* [Your goal]: Each record below should be given again exactly as it reads.

* [Information supplied]:
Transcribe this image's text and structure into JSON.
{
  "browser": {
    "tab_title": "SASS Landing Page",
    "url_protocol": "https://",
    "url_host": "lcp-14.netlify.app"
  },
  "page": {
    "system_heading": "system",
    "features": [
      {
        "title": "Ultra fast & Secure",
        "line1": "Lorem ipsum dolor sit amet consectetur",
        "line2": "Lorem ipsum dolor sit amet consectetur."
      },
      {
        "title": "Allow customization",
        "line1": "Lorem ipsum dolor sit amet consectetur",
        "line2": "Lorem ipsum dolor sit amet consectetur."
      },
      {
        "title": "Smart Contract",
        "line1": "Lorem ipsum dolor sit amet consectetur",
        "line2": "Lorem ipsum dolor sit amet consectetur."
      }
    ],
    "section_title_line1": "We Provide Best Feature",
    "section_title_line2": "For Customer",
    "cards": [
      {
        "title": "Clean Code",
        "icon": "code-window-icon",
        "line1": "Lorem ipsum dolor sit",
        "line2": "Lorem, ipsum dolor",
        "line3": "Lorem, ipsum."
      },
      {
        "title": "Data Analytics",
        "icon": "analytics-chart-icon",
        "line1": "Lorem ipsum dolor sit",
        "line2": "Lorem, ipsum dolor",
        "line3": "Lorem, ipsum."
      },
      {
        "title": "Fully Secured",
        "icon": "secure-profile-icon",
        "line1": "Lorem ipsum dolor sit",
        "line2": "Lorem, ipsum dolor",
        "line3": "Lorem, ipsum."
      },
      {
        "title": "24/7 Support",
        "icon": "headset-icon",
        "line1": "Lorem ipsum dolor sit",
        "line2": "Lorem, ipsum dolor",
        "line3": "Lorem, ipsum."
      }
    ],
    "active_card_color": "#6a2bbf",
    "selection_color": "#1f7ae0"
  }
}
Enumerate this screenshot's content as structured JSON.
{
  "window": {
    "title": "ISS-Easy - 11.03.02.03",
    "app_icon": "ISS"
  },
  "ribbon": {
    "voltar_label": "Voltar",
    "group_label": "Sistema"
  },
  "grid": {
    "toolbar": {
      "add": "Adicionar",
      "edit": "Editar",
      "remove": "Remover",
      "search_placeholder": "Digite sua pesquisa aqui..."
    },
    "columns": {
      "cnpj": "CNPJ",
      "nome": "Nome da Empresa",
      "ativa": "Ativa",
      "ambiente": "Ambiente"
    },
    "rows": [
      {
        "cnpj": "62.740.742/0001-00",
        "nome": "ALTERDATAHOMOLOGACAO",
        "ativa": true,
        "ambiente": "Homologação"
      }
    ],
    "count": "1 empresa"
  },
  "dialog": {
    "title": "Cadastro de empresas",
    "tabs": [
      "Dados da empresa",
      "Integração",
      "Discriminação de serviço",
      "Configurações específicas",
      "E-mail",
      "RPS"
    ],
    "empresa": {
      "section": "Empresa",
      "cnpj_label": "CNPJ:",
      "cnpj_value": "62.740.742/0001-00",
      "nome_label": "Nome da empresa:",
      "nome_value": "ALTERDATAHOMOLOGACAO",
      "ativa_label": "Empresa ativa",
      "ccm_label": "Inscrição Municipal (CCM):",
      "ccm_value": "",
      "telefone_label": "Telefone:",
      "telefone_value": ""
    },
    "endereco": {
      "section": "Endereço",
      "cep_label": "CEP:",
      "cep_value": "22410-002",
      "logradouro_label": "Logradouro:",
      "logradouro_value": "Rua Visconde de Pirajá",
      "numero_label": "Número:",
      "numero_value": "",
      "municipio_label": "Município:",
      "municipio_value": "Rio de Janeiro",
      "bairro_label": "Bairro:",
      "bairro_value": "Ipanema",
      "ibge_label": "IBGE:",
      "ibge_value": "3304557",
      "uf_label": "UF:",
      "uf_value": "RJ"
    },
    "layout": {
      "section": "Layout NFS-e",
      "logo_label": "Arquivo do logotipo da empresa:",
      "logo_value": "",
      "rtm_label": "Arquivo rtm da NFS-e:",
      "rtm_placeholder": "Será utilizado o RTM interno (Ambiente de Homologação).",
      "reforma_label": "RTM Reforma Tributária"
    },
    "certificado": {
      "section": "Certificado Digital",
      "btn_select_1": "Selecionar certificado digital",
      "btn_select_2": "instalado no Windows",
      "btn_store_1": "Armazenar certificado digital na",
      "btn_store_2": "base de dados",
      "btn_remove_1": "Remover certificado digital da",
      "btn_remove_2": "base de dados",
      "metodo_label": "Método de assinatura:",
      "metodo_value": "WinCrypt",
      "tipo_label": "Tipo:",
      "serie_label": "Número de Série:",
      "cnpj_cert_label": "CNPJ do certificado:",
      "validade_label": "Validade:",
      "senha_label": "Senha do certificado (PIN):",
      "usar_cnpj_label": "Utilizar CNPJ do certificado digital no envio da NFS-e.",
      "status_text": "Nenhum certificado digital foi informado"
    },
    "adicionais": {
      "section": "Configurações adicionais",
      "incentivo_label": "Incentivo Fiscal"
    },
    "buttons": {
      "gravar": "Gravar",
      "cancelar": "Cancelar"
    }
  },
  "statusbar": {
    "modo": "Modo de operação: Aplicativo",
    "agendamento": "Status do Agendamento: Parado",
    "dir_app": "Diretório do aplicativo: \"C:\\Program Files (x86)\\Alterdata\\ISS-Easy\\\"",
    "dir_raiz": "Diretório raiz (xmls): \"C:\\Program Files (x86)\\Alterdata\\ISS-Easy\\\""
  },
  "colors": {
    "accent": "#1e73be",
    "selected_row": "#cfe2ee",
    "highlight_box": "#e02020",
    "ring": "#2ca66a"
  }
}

* [Answer section]:
Transcribe this image's text and structure into JSON.
{
  "browser": {
    "tab_title": "SASS Landing Page",
    "url_protocol": "https://",
    "url_host": "lcp-14.netlify.app"
  },
  "page": {
    "system_heading": "system",
    "features": [
      {
        "title": "Ultra fast & Secure",
        "line1": "Lorem ipsum dolor sit amet consectetur",
        "line2": "Lorem ipsum dolor sit amet consectetur."
      },
      {
        "title": "Allow customization",
        "line1": "Lorem ipsum dolor sit amet consectetur",
        "line2": "Lorem ipsum dolor sit amet consectetur."
      },
      {
        "title": "Smart Contract",
        "line1": "Lorem ipsum dolor sit amet consectetur",
        "line2": "Lorem ipsum dolor sit amet consectetur."
      }
    ],
    "section_title_line1": "We Provide Best Feature",
    "section_title_line2": "For Customer",
    "cards": [
      {
        "title": "Clean Code",
        "icon": "code-window-icon",
        "line1": "Lorem ipsum dolor sit",
        "line2": "Lorem, ipsum dolor",
        "line3": "Lorem, ipsum."
      },
      {
        "title": "Data Analytics",
        "icon": "analytics-chart-icon",
        "line1": "Lorem ipsum dolor sit",
        "line2": "Lorem, ipsum dolor",
        "line3": "Lorem, ipsum."
      },
      {
        "title": "Fully Secured",
        "icon": "secure-profile-icon",
        "line1": "Lorem ipsum dolor sit",
        "line2": "Lorem, ipsum dolor",
        "line3": "Lorem, ipsum."
      },
      {
        "title": "24/7 Support",
        "icon": "headset-icon",
        "line1": "Lorem ipsum dolor sit",
        "line2": "Lorem, ipsum dolor",
        "line3": "Lorem, ipsum."
      }
    ],
    "active_card_color": "#6a2bbf",
    "selection_color": "#1f7ae0"
  }
}
Enumerate this screenshot's content as structured JSON.
{
  "window": {
    "title": "ISS-Easy - 11.03.02.03",
    "app_icon": "ISS"
  },
  "ribbon": {
    "voltar_label": "Voltar",
    "group_label": "Sistema"
  },
  "grid": {
    "toolbar": {
      "add": "Adicionar",
      "edit": "Editar",
      "remove": "Remover",
      "search_placeholder": "Digite sua pesquisa aqui..."
    },
    "columns": {
      "cnpj": "CNPJ",
      "nome": "Nome da Empresa",
      "ativa": "Ativa",
      "ambiente": "Ambiente"
    },
    "rows": [
      {
        "cnpj": "62.740.742/0001-00",
        "nome": "ALTERDATAHOMOLOGACAO",
        "ativa": true,
        "ambiente": "Homologação"
      }
    ],
    "count": "1 empresa"
  },
  "dialog": {
    "title": "Cadastro de empresas",
    "tabs": [
      "Dados da empresa",
      "Integração",
      "Discriminação de serviço",
      "Configurações específicas",
      "E-mail",
      "RPS"
    ],
    "empresa": {
      "section": "Empresa",
      "cnpj_label": "CNPJ:",
      "cnpj_value": "62.740.742/0001-00",
      "nome_label": "Nome da empresa:",
      "nome_value": "ALTERDATAHOMOLOGACAO",
      "ativa_label": "Empresa ativa",
      "ccm_label": "Inscrição Municipal (CCM):",
      "ccm_value": "",
      "telefone_label": "Telefone:",
      "telefone_value": ""
    },
    "endereco": {
      "section": "Endereço",
      "cep_label": "CEP:",
      "cep_value": "22410-002",
      "logradouro_label": "Logradouro:",
      "logradouro_value": "Rua Visconde de Pirajá",
      "numero_label": "Número:",
      "numero_value": "",
      "municipio_label": "Município:",
      "municipio_value": "Rio de Janeiro",
      "bairro_label": "Bairro:",
      "bairro_value": "Ipanema",
      "ibge_label": "IBGE:",
      "ibge_value": "3304557",
      "uf_label": "UF:",
      "uf_value": "RJ"
    },
    "layout": {
      "section": "Layout NFS-e",
      "logo_label": "Arquivo do logotipo da empresa:",
      "logo_value": "",
      "rtm_label": "Arquivo rtm da NFS-e:",
      "rtm_placeholder": "Será utilizado o RTM interno (Ambiente de Homologação).",
      "reforma_label": "RTM Reforma Tributária"
    },
    "certificado": {
      "section": "Certificado Digital",
      "btn_select_1": "Selecionar certificado digital",
      "btn_select_2": "instalado no Windows",
      "btn_store_1": "Armazenar certificado digital na",
      "btn_store_2": "base de dados",
      "btn_remove_1": "Remover certificado digital da",
      "btn_remove_2": "base de dados",
      "metodo_label": "Método de assinatura:",
      "metodo_value": "WinCrypt",
      "tipo_label": "Tipo:",
      "serie_label": "Número de Série:",
      "cnpj_cert_label": "CNPJ do certificado:",
      "validade_label": "Validade:",
      "senha_label": "Senha do certificado (PIN):",
      "usar_cnpj_label": "Utilizar CNPJ do certificado digital no envio da NFS-e.",
      "status_text": "Nenhum certificado digital foi informado"
    },
    "adicionais": {
      "section": "Configurações adicionais",
      "incentivo_label": "Incentivo Fiscal"
    },
    "buttons": {
      "gravar": "Gravar",
      "cancelar": "Cancelar"
    }
  },
  "statusbar": {
    "modo": "Modo de operação: Aplicativo",
    "agendamento": "Status do Agendamento: Parado",
    "dir_app": "Diretório do aplicativo: \"C:\\Program Files (x86)\\Alterdata\\ISS-Easy\\\"",
    "dir_raiz": "Diretório raiz (xmls): \"C:\\Program Files (x86)\\Alterdata\\ISS-Easy\\\""
  },
  "colors": {
    "accent": "#1e73be",
    "selected_row": "#cfe2ee",
    "highlight_box": "#e02020",
    "ring": "#2ca66a"
  }
}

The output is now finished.